_Exercise:_
Scan the records for the string "title", then copy each line that has it.
--- Material provided Enclosed Below ---
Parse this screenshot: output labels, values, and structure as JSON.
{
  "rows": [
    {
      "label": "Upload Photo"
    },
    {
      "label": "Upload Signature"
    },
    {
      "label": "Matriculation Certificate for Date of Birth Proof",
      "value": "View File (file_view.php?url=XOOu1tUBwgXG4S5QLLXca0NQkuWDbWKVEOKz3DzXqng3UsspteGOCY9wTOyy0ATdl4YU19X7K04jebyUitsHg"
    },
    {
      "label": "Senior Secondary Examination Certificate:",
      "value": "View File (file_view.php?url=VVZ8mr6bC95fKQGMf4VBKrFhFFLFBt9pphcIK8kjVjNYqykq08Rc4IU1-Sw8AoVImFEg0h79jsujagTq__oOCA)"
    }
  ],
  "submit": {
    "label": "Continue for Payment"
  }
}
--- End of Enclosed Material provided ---
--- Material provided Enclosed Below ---
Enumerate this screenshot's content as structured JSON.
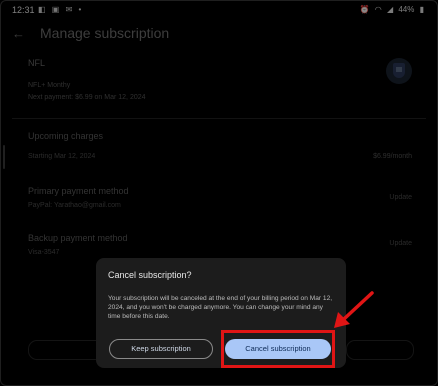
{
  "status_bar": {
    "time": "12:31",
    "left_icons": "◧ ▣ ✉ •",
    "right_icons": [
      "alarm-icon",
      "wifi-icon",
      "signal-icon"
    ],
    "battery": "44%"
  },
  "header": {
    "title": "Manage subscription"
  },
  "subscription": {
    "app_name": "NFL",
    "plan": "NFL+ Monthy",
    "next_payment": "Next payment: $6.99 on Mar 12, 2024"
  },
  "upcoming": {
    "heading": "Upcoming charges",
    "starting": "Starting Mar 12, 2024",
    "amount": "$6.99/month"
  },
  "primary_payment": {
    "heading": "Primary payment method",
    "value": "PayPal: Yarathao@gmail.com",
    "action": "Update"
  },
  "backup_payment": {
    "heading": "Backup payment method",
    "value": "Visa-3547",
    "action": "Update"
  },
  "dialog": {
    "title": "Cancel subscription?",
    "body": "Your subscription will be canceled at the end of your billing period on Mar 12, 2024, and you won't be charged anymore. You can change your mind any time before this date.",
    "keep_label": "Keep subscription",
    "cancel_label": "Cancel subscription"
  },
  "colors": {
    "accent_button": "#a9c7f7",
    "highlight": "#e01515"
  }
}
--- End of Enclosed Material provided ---
_Problem solution:_
    "title": "Manage subscription"
    "title": "Cancel subscription?",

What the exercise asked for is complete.